»»

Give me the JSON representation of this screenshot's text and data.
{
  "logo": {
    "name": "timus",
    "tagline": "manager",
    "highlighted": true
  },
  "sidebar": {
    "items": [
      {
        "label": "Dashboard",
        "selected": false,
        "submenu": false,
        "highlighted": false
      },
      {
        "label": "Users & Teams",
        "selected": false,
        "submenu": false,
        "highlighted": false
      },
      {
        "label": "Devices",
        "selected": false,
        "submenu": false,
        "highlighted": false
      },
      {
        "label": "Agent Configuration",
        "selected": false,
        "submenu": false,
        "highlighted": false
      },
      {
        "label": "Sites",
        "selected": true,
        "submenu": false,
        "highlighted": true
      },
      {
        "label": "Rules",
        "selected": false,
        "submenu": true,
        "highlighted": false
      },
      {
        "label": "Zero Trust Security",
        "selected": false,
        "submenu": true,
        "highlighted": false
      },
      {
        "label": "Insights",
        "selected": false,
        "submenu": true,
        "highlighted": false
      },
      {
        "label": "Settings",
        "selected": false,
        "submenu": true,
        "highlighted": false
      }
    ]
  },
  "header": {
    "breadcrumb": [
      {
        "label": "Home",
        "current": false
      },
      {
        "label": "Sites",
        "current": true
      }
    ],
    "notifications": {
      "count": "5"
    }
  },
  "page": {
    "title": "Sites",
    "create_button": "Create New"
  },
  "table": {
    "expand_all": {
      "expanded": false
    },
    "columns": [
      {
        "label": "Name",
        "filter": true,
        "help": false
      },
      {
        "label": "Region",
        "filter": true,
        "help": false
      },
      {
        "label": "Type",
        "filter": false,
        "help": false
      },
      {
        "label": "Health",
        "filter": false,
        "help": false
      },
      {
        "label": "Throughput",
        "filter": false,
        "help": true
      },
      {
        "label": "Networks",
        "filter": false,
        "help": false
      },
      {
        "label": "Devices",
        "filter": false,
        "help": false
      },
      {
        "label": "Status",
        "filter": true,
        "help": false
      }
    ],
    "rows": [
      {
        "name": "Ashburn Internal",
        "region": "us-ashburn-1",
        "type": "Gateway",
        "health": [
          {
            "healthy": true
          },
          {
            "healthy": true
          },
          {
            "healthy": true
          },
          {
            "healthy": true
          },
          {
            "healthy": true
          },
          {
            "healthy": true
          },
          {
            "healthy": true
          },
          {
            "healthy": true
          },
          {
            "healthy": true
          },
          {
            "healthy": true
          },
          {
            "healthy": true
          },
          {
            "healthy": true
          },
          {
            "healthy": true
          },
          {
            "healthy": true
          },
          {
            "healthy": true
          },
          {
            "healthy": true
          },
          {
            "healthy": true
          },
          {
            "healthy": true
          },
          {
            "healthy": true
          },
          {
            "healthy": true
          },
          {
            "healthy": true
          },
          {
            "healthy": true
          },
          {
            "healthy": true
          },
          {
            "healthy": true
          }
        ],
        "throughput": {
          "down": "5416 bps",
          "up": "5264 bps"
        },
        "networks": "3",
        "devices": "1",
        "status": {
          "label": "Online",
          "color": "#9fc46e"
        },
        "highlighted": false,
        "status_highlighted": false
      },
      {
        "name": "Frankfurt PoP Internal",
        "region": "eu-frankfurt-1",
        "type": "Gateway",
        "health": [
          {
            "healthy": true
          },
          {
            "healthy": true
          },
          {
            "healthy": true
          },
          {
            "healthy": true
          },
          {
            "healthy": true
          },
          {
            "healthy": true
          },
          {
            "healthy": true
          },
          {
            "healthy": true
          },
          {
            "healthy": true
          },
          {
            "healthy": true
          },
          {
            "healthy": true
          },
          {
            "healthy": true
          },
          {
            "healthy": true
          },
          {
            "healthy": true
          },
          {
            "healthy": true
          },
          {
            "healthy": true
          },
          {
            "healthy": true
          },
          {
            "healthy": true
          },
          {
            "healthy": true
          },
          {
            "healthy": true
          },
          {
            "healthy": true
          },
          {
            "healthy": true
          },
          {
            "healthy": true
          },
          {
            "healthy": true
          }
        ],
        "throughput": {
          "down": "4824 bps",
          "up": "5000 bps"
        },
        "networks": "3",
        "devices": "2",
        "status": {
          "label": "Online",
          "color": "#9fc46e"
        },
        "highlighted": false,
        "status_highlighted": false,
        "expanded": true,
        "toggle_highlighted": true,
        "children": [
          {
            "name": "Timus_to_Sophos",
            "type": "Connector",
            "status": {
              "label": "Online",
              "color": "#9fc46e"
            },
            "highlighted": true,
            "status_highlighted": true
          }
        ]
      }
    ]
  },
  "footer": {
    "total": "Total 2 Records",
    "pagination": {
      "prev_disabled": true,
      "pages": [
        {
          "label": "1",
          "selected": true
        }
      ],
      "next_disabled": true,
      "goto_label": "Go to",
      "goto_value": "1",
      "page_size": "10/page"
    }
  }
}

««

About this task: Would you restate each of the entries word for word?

Response to the exercise:
Give me the JSON representation of this screenshot's text and data.
{
  "logo": {
    "name": "timus",
    "tagline": "manager",
    "highlighted": true
  },
  "sidebar": {
    "items": [
      {
        "label": "Dashboard",
        "selected": false,
        "submenu": false,
        "highlighted": false
      },
      {
        "label": "Users & Teams",
        "selected": false,
        "submenu": false,
        "highlighted": false
      },
      {
        "label": "Devices",
        "selected": false,
        "submenu": false,
        "highlighted": false
      },
      {
        "label": "Agent Configuration",
        "selected": false,
        "submenu": false,
        "highlighted": false
      },
      {
        "label": "Sites",
        "selected": true,
        "submenu": false,
        "highlighted": true
      },
      {
        "label": "Rules",
        "selected": false,
        "submenu": true,
        "highlighted": false
      },
      {
        "label": "Zero Trust Security",
        "selected": false,
        "submenu": true,
        "highlighted": false
      },
      {
        "label": "Insights",
        "selected": false,
        "submenu": true,
        "highlighted": false
      },
      {
        "label": "Settings",
        "selected": false,
        "submenu": true,
        "highlighted": false
      }
    ]
  },
  "header": {
    "breadcrumb": [
      {
        "label": "Home",
        "current": false
      },
      {
        "label": "Sites",
        "current": true
      }
    ],
    "notifications": {
      "count": "5"
    }
  },
  "page": {
    "title": "Sites",
    "create_button": "Create New"
  },
  "table": {
    "expand_all": {
      "expanded": false
    },
    "columns": [
      {
        "label": "Name",
        "filter": true,
        "help": false
      },
      {
        "label": "Region",
        "filter": true,
        "help": false
      },
      {
        "label": "Type",
        "filter": false,
        "help": false
      },
      {
        "label": "Health",
        "filter": false,
        "help": false
      },
      {
        "label": "Throughput",
        "filter": false,
        "help": true
      },
      {
        "label": "Networks",
        "filter": false,
        "help": false
      },
      {
        "label": "Devices",
        "filter": false,
        "help": false
      },
      {
        "label": "Status",
        "filter": true,
        "help": false
      }
    ],
    "rows": [
      {
        "name": "Ashburn Internal",
        "region": "us-ashburn-1",
        "type": "Gateway",
        "health": [
          {
            "healthy": true
          },
          {
            "healthy": true
          },
          {
            "healthy": true
          },
          {
            "healthy": true
          },
          {
            "healthy": true
          },
          {
            "healthy": true
          },
          {
            "healthy": true
          },
          {
            "healthy": true
          },
          {
            "healthy": true
          },
          {
            "healthy": true
          },
          {
            "healthy": true
          },
          {
            "healthy": true
          },
          {
            "healthy": true
          },
          {
            "healthy": true
          },
          {
            "healthy": true
          },
          {
            "healthy": true
          },
          {
            "healthy": true
          },
          {
            "healthy": true
          },
          {
            "healthy": true
          },
          {
            "healthy": true
          },
          {
            "healthy": true
          },
          {
            "healthy": true
          },
          {
            "healthy": true
          },
          {
            "healthy": true
          }
        ],
        "throughput": {
          "down": "5416 bps",
          "up": "5264 bps"
        },
        "networks": "3",
        "devices": "1",
        "status": {
          "label": "Online",
          "color": "#9fc46e"
        },
        "highlighted": false,
        "status_highlighted": false
      },
      {
        "name": "Frankfurt PoP Internal",
        "region": "eu-frankfurt-1",
        "type": "Gateway",
        "health": [
          {
            "healthy": true
          },
          {
            "healthy": true
          },
          {
            "healthy": true
          },
          {
            "healthy": true
          },
          {
            "healthy": true
          },
          {
            "healthy": true
          },
          {
            "healthy": true
          },
          {
            "healthy": true
          },
          {
            "healthy": true
          },
          {
            "healthy": true
          },
          {
            "healthy": true
          },
          {
            "healthy": true
          },
          {
            "healthy": true
          },
          {
            "healthy": true
          },
          {
            "healthy": true
          },
          {
            "healthy": true
          },
          {
            "healthy": true
          },
          {
            "healthy": true
          },
          {
            "healthy": true
          },
          {
            "healthy": true
          },
          {
            "healthy": true
          },
          {
            "healthy": true
          },
          {
            "healthy": true
          },
          {
            "healthy": true
          }
        ],
        "throughput": {
          "down": "4824 bps",
          "up": "5000 bps"
        },
        "networks": "3",
        "devices": "2",
        "status": {
          "label": "Online",
          "color": "#9fc46e"
        },
        "highlighted": false,
        "status_highlighted": false,
        "expanded": true,
        "toggle_highlighted": true,
        "children": [
          {
            "name": "Timus_to_Sophos",
            "type": "Connector",
            "status": {
              "label": "Online",
              "color": "#9fc46e"
            },
            "highlighted": true,
            "status_highlighted": true
          }
        ]
      }
    ]
  },
  "footer": {
    "total": "Total 2 Records",
    "pagination": {
      "prev_disabled": true,
      "pages": [
        {
          "label": "1",
          "selected": true
        }
      ],
      "next_disabled": true,
      "goto_label": "Go to",
      "goto_value": "1",
      "page_size": "10/page"
    }
  }
}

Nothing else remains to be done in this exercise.